I believe the answer lies in the following observation from Dr Elizabeth Loftus, Forensic Psychologist and a specialist on memory research:
Question: What kind of dynamic can occur between a victim and the police investigator?
Loftus: One of the things that happens when you have a victim of a serious crime and a police investigator is they both have the same goal. They want to see the crime solved and they're going to work together to do that. And that is perfectly natural, but if you have somebody who is very, very motivated to see that crime solved, she may be especially sensitive to feedback that she might be getting from investigators who are assisting her in that process. And so, if they've a suspect in mind, if they've an idea who the perpetrator is and they communicate that idea to the victim, even unwittingly, she may be more sensitive to picking up that communication.
And if they explicitly give her feedback, "Well that's the guy we thought it was," then this can be a serious problem. This kind of feedback can artificially increase the confidence level of the victim, make the victim more certain if the police believe it, they must have a good reason, "I think that's the guy, in fact, I'm even more confident than I was before." And now, you have a victim who's going to be even more persuasive when she goes into the court room to testify than, perhaps, is warranted.
In my opinion, the above describes perfectly the relationship in
existence between Sharon Rocha and Modesto Police Department and what occurred
prior to the return of the “missing” memory.
Let me make it clear that my intention is not to insult Sharon Rocha, nor to suggest that she is deliberately lying. I have great respect for her strength and how she has managed to survive such an horrific tragedy. She is a victim almost as much as Laci and Conner were, the only difference being that she must constantly live with the pain of losing them. Of course she will never “get over it”, it’s an affront to suggest that she will, but hopefully, the worst is now over.

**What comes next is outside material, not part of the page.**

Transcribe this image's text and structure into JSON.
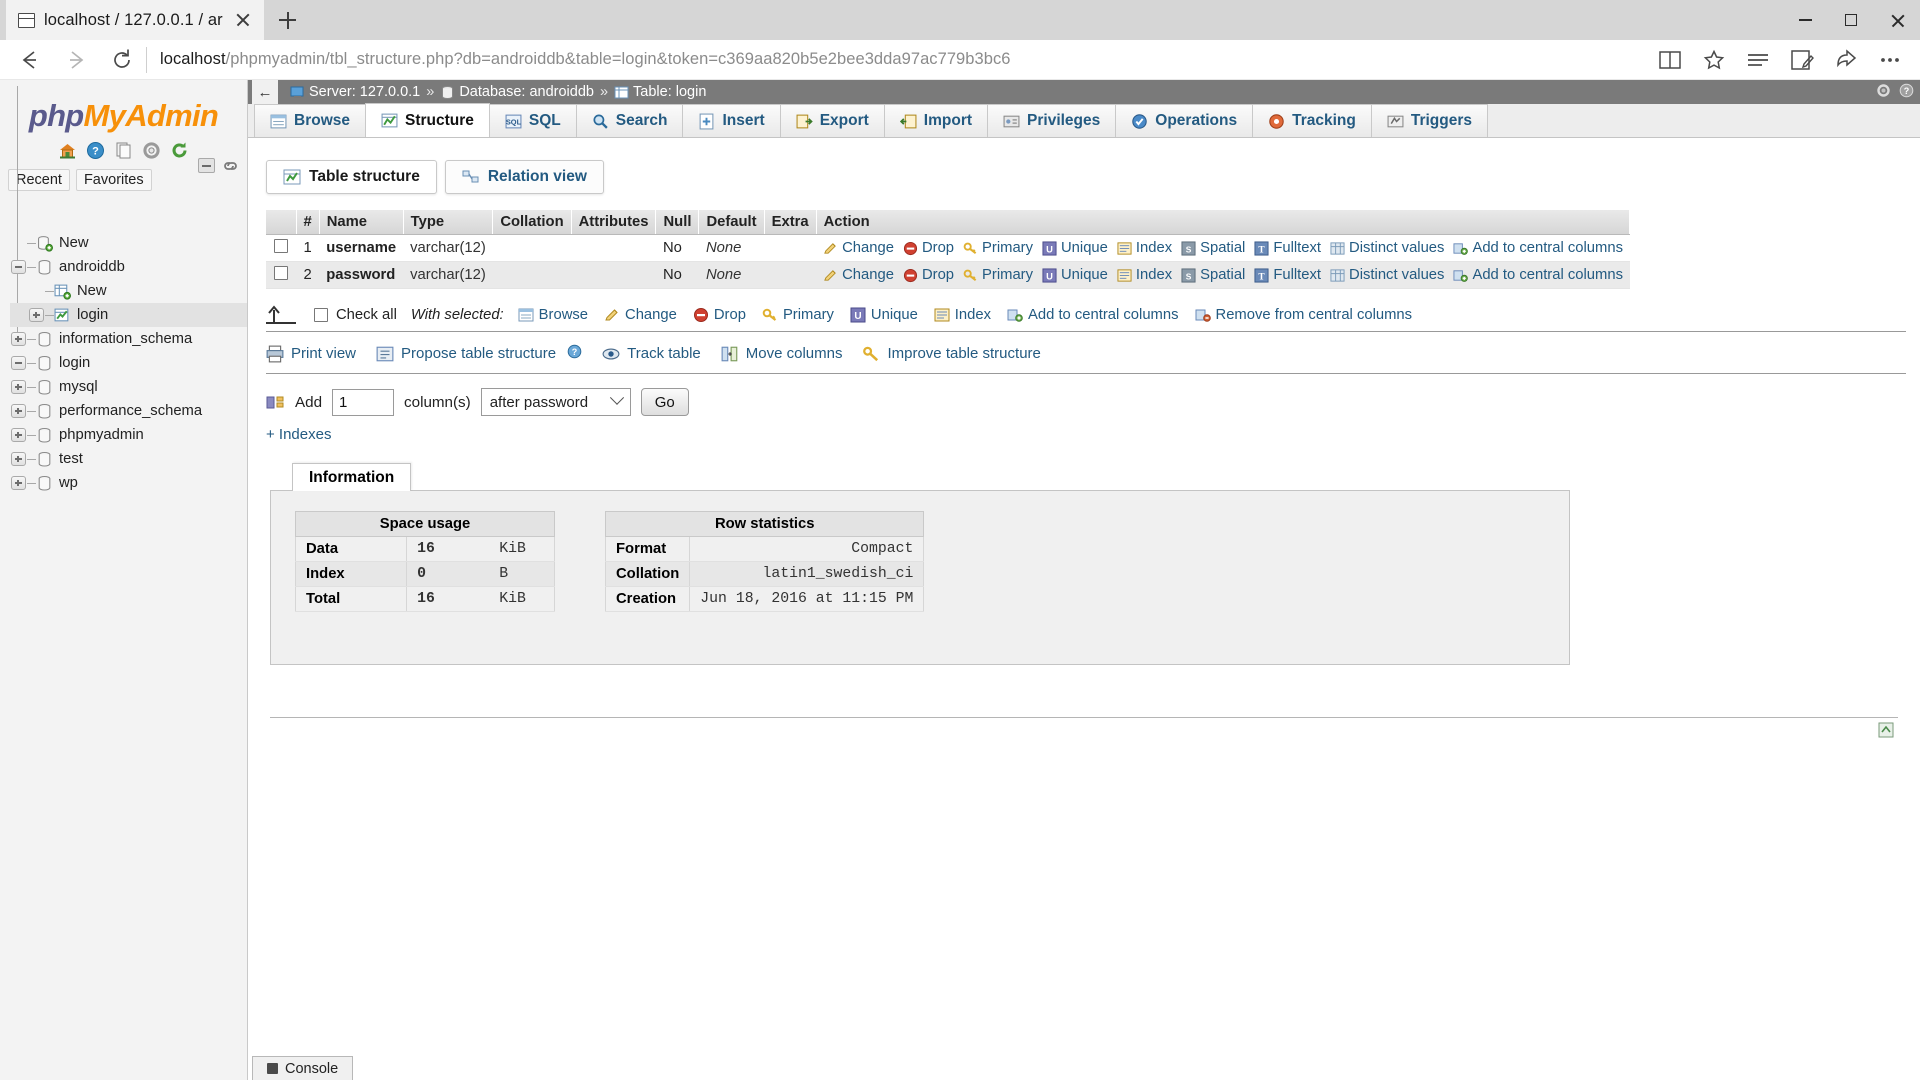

However, this doesn’t override my need to understand where all the new memories which occurred too late to make it to the witness stand came from and why now?
The impression I received from the Larry King Live interview was that Sharon Rocha’s memories are a consequence of a subconscious need to continually validate the conviction; essentially to reinforce to both herself and the public alike that the correct person is sitting in San Quentin. Why? Perhaps, despite her belief in Scott’s guilt, she recognizes that the evidence against him was, at best, weak. Or could it be due to the understandable difficulty of not being able to reconcile the Scott Peterson who now sits on Death Row with the one who, in her own words, she loved prior to December 24, 2002? After all, there were none of the tell tale warning signs usually associated with spousal homicide. To all those who knew them, Scott and Laci appeared to live in harmony. This makes the murder all the more difficult to comprehend. Perhaps Sharon’s memories are the result of the need to believe there were signs, which in turn would help corroborate the conviction.
However, perhaps Dr. Loftus again holds the key to unlocking the answer and should have the final comment:
“Truth and reality, when seen through the filter of our memories, are not objective facts but subjective, interpretive realities. We interpret the past, correcting ourselves, adding bits and pieces, deleting uncomplimentary or disturbing recollections, sweeping, dusting, tidying things up. Thus our representation of the past takes on a living, shifting reality; it is not fixed and immutable, not a place way back there that is preserved in stone, but a living thing that changes shape, expands, shrinks, and expands again, an amoeba-like creature with powers to make us laugh, and cry, and clench our fists. Enormous powers--powers even to make us believe in something that never happened.” (From Witness For the Defense: The Accused, the Eyewitness, and the Expert Who Puts Memory On Trial by Dr. Elizabeth Loftus and Katherine Ketcham, emphasis added).